NEW YORK, NY – What’s a good MLB Manager worth? Or a good Coach? In Major League Baseball, can a good field general get you 5 additional wins across a 162 game schedule? How about the other sports? Does a good Head Coach in the NFL enable an extra win or two across a 16 game regular season slate? Or in the NBA and NHL? And can a Manager/Coach be ineffective-meaning can he actually cost his team a win or several wins per season? Is the importance of these guys actually overstated? Do they even matter? I say, absolutely they do.
It is difficult to quantify, though the SABR nerds living in their Mothers’ basements will certainly try, since every day they create farcical ways to measure production that only they understand, and they believe indicate anything. Sandy Alderson’ “Bases per Out” nonsense, which is some absurd synthesis of data that Sandy created and that he actually uses to evaluate players is one such example of over thinking everything. If you’ve shoved a sharp stick in your eye or watched the Mets offense lately (redundant, I know) you surely know that advanced statistical analysis is unnecessary. Your eyes will do the trick just fine. They’re putrid – the Mets hitters I mean. The other Stat that is all the rage across the game today is “Hard Hit Balls.” This is the one where the PhD’s have revealed that surprise!…The guys who hit the ball hard are usually more successful than the guys who don’t hit the ball so hard. What I take from this ridiculous data is that good players are better than bad players, and I’ve never crunched a number in my life.

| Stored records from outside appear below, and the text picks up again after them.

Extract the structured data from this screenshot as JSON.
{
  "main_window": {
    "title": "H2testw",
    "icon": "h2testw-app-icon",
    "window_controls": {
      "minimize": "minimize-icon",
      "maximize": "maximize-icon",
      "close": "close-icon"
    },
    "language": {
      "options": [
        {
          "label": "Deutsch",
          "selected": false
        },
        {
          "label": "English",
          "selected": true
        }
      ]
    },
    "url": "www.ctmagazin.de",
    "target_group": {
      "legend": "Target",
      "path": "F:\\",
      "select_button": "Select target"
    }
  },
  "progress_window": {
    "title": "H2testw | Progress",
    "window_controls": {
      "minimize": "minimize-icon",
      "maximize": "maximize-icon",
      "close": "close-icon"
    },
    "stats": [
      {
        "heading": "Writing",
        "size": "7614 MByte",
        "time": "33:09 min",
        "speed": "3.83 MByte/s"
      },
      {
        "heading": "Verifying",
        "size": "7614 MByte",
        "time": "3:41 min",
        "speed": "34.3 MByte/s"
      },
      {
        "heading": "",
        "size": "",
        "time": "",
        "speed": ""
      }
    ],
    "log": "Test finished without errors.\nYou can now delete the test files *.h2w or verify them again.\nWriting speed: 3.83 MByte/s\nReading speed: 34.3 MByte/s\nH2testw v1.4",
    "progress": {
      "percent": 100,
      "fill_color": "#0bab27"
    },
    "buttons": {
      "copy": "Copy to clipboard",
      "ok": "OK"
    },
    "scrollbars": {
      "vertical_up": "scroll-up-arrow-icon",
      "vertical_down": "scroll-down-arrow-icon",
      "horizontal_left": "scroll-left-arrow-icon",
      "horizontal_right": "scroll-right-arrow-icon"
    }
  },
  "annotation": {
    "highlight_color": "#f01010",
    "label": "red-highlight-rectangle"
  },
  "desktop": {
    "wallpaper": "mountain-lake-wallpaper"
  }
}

But back to the value of Managers and Coaches. There’s a saying, now overused, that says the best managers-in any field-are the ones who put their people in the best possible position to succeed. Terry Collins, the nominal field manager of the New York Mets has cost his team about 4-5 wins this season already through a series of quantifiable mistakes that “better” managers would not have committed. I’m being kind in saying 4, by the way. I watch a LOT of Met games. Across town, Joe Girardi‘s Yankees have underachieved-even with their starting rotation in shambles. In fact through a combination of poor bullpen management, questionable batting orders and an OCD-like obsession with infield “shifts,” Girardi has cost the Yankees 4 Wins as well.
111 years after the very first World Series was held, we’ve seen managers who’ve gotten the very most out of his team’s talent. Tony LaRussa, who invented baseball (just ask him) added tangible value in leading the 2006 Cardinals to upsets over the much more talented Mets and Tigers in the NLCS and World Series. Old Trader Jack McKeon of the ’03 Florida Marlins also comes to mind as an example of Managers making a positive and quantifiable difference. On the other hand, Jim Leyland had a reputation in Pittsburgh for being a Master as a field manager. The only problem there was that Leyland’s Pirates teams were actually loaded with talent and never even appeared in a World Series. Even more egregious was Leyland’s “magic” with the Tigers from 2006 through 2013. Over the past couple of seasons, no team in the Game had more overwhelming talent offensively, or more dominant pitching than the Tigers. Detroit made 2 World Series appearances in Leyland’s tenure, winning neither. Dusty Baker as Manager of the Giants and Reds annually cost his teams 5-7 wins. Joe Torre with the Yankees got by in spite of himself for years. Overwhelming talent including the greatest Closer in history can overcome a multitude of sins, and Joe committed the sins-but was routinely bailed out by great players ultimately. A mediocre Manager in 3 stops prior to arriving in the Bronx, he didn’t suddenly become a genius.
How about Football? I believe Bill Parcells added 2 Wins to every team he ever coached. For the New England Patriots, Bill Belichick’s meticulous game preparation and ultimate control of his locker room translates into 2-3 Wins that would not otherwise be there with a different coach running things. Even if Tom Brady was still the QB. Ray Handley? How’d he work out?Jim Harbaugh of the 49ers? Good for 2 Wins per year. Jason Garrett of the Cowboys? Instead of 8-8 every year they would be winning 10 games every year with any other coach. Rex Ryan has meant 1 additional Win every year for his Jets.
The NBA? Look no further than Mike Woodson, late of the Knicks. Possibly the worst Coach ever in any sport at any level. His inability to hold his players accountable or to demand effort cost his team this year more than 14 Wins!
Is the Rangers current run up to the Cup a result of Alain Vigneault? Did Torts cost his Rangers teams the chance to do the same? Has AV made that kind of difference?
What are your thoughts? Best managers, best managerial jobs? (good job/bad job) Who makes the most difference?
Come back tomorrow for the latest Meet The Matts Radio Podcast and/or Cookie’s Corner.
Did somebody mention Tony LaRussa?